Saturday 16 November 1661

At the office all the morning. Dined at home, and so about my business in the afternoon to the Temple, where I found my Chancery bill drawn against T. Trice, which I read and like it, and so home.


17 Nov 2004, 3:09 a.m. - vicente

"...I found my Chancery bill drawn against... I read and like it,..." did he pay a fee or was done as professional curtesy ? The savings on interest was roughly 12/16L per annum. Or was it simply a case of wrights wright, no matter the cost. Just a wandering..

17 Nov 2004, 3:29 p.m. - Nix

I assume he paid a fee. As one of my partners once told me, the law is not an eleemosynary activity -- it is a profession pursued for profit. The pleading probably would have been prepared by a solicitor. Had it been a barrister, there would have been no "fee", but a customary "gift" (barristers, being deemed gentlemen, did not charge for their services). This is a practice Samuel would have understood from his work at the Privy Seal.

17 Nov 2004, 10:31 p.m. - RexLeo

"...where I found my Chancery bill drawn against T. Trice" What is Chancery Bill? Is it a stamped IOU for the 200L. settlement?

17 Nov 2004, 10:53 p.m. - Nix

"What is Chancery Bill?" It is the pleading to initiate a suit -- what is now called the "complaint". Because Samuel's case deals with questions of inheritance, it goes in the court of chancery, also known as the court of equity -- as opposed to the court of law. Black's Law Dictionary (rev. 4th ed.) defines it thus: "A formal written complaint, in the nature of a petition, addressed by a suitor to the chancellor or to a court of equity or a court having equitable jurisdiction, showing the names of the parties, stating the facts which make up the case and the complainant's allegations, averring that the acts disclosed are contrary to equity, and praying for process [i.e., an order to the defendant to appear and answer the claim] and for specific relief, or for such relief as the circumstances demand."
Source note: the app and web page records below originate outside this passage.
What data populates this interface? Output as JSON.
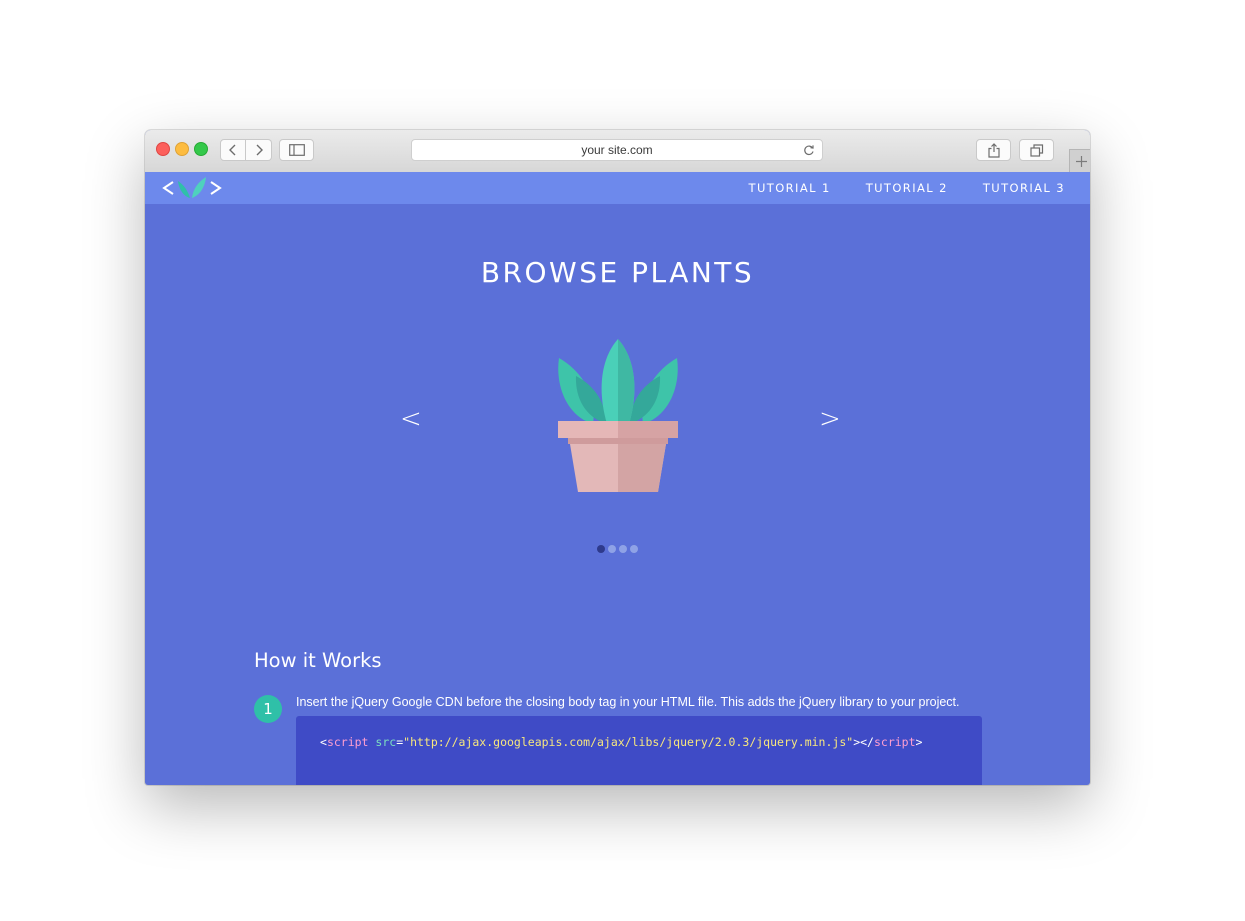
{
  "browser": {
    "url": "your site.com"
  },
  "nav": {
    "links": [
      "TUTORIAL 1",
      "TUTORIAL 2",
      "TUTORIAL 3"
    ]
  },
  "hero": {
    "title": "BROWSE PLANTS",
    "prev_label": "<",
    "next_label": ">",
    "slide_count": 4,
    "active_slide": 1
  },
  "how": {
    "title": "How it Works",
    "step_number": "1",
    "step_text": "Insert the jQuery Google CDN before the closing body tag in your HTML file. This adds the jQuery library to your project.",
    "code": {
      "open_bracket": "<",
      "tag": "script",
      "attr": "src",
      "equals": "=",
      "value": "\"http://ajax.googleapis.com/ajax/libs/jquery/2.0.3/jquery.min.js\"",
      "close_open": "></",
      "close_tag": "script",
      "end": ">"
    }
  },
  "colors": {
    "page_bg": "#5b70d8",
    "nav_bg": "#6d89ec",
    "accent_green": "#2fc0a8",
    "code_bg": "#3f4bc6"
  },
  "icons": [
    "back-icon",
    "forward-icon",
    "sidebar-icon",
    "reload-icon",
    "share-icon",
    "tabs-icon",
    "plus-icon",
    "logo-icon",
    "plant-icon"
  ]
}
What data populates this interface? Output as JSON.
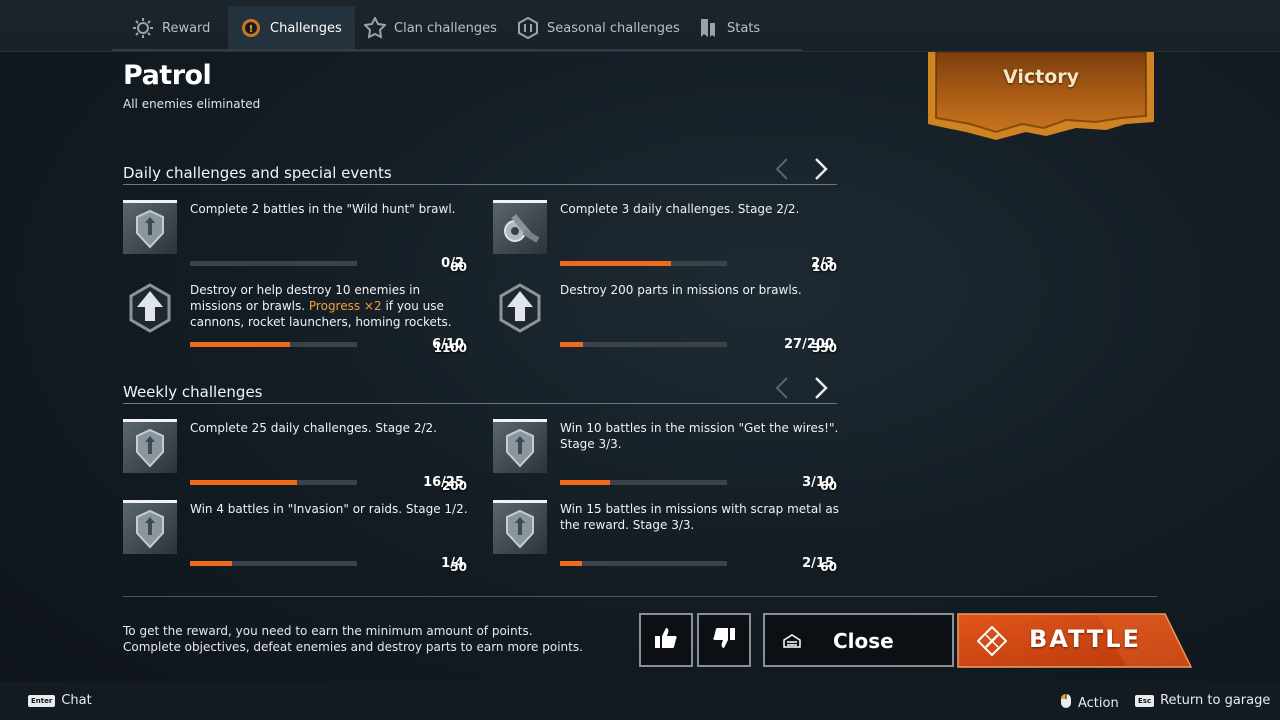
{
  "tabs": [
    {
      "label": "Reward",
      "icon": "reward-icon",
      "active": false
    },
    {
      "label": "Challenges",
      "icon": "challenges-icon",
      "active": true
    },
    {
      "label": "Clan challenges",
      "icon": "clan-icon",
      "active": false
    },
    {
      "label": "Seasonal challenges",
      "icon": "seasonal-icon",
      "active": false
    },
    {
      "label": "Stats",
      "icon": "stats-icon",
      "active": false
    }
  ],
  "mission": {
    "title": "Patrol",
    "subtitle": "All enemies eliminated",
    "result": "Victory"
  },
  "daily": {
    "title": "Daily challenges and special events",
    "items": [
      {
        "desc": "Complete 2 battles in the \"Wild hunt\" brawl.",
        "points": "80",
        "count": "0/2",
        "progress": 0.0,
        "icon": "crest-icon"
      },
      {
        "desc": "Complete 3 daily challenges. Stage 2/2.",
        "points": "100",
        "count": "2/3",
        "progress": 0.667,
        "icon": "cannon-icon"
      },
      {
        "desc_before": "Destroy or help destroy 10 enemies in missions or brawls. ",
        "desc_highlight": "Progress ×2",
        "desc_after": " if you use cannons, rocket launchers, homing rockets.",
        "points": "1100",
        "count": "6/10",
        "progress": 0.6,
        "icon": "upgrade-arrow-icon"
      },
      {
        "desc": "Destroy 200 parts in missions or brawls.",
        "points": "350",
        "count": "27/200",
        "progress": 0.135,
        "icon": "upgrade-arrow-icon"
      }
    ]
  },
  "weekly": {
    "title": "Weekly challenges",
    "items": [
      {
        "desc": "Complete 25 daily challenges.  Stage 2/2.",
        "points": "200",
        "count": "16/25",
        "progress": 0.64,
        "icon": "crest-icon"
      },
      {
        "desc": "Win 10 battles in the mission \"Get the wires!\". Stage 3/3.",
        "points": "60",
        "count": "3/10",
        "progress": 0.3,
        "icon": "crest-icon"
      },
      {
        "desc": "Win 4 battles in \"Invasion\" or raids. Stage 1/2.",
        "points": "50",
        "count": "1/4",
        "progress": 0.25,
        "icon": "crest-icon"
      },
      {
        "desc": "Win 15 battles in missions with scrap metal as the reward. Stage 3/3.",
        "points": "60",
        "count": "2/15",
        "progress": 0.133,
        "icon": "crest-icon"
      }
    ]
  },
  "info": {
    "line1": "To get the reward, you need to earn the minimum amount of points.",
    "line2": "Complete objectives, defeat enemies and destroy parts to earn more points."
  },
  "buttons": {
    "close": "Close",
    "battle": "BATTLE"
  },
  "footer": {
    "chat_key": "Enter",
    "chat_label": "Chat",
    "action_label": "Action",
    "garage_key": "Esc",
    "garage_label": "Return to garage"
  },
  "colors": {
    "accent": "#f06a1c",
    "highlight": "#f0a13a",
    "banner": "#c9741e"
  }
}
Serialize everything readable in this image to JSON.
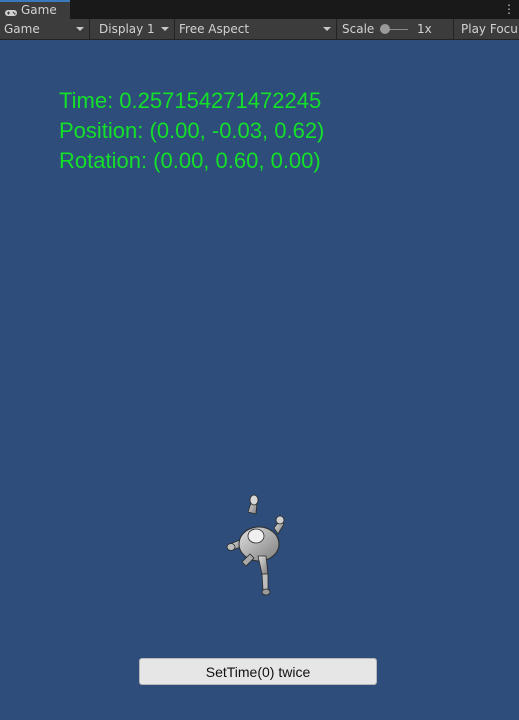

26 Apr 2014, 5:23 p.m. - Terry Foreman

"my Chancery bill drawn against T. Trice" L&M note Pepys's bill -- dated 23 November, with Trice's answer of 3 December (both in the UK Public Record Office before it was merged into the National Archives in 2003) -- was filed in order to stop an action at common law which Trice had begun for the recovery of the £200 in which the bond of 1630 was secured. http://www.pepysdiary.com/diary/1661/07/13/#c20909 They further note the dispute dragged on till 1663 and was finally settled out of court.

17 Nov 2014, 1:36 a.m. - Louise Hudson

Chancery Court in Pepys' time mst have been like Chancery Court in Dickens' time, which Dickens wrote about in Bleak House. Apparently not much had changed in Chancery Court in the approximately 200 years between Pepys and Dickens.  "At the novel's core is long-running litigation in England's Court of Chancery, Jarndyce v Jarndyce, which has far-reaching consequences for all involved. This case revolves around a testator who apparently made several wills. The litigation, which already has taken many years and consumed between £60,000 and £70,000 in court costs, is emblematic of the failure of Chancery. Dickens's assault on the flaws of the British judicial system is based in part on his own experiences as a law clerk, and in part on his experiences as a Chancery litigant seeking to enforce copyright on his earlier books. His harsh characterisation of the slow, arcane Chancery law process gave memorable form to pre-existing widespread frustration with the system. http://en.m.wikipedia.org/wiki/Bleak_House

29 Nov 2014, 1:07 a.m. - Chris Squire UK

OED has: ‘eleemosynary . . 2. Dependent on or supported by alms. 1654 G. Goddard Acct. Parl. in T. Burton Diary (1828) I. Introd. p. lxv, If we be a mere elemosynary Parliament we are bound to do his drudgery . . ‘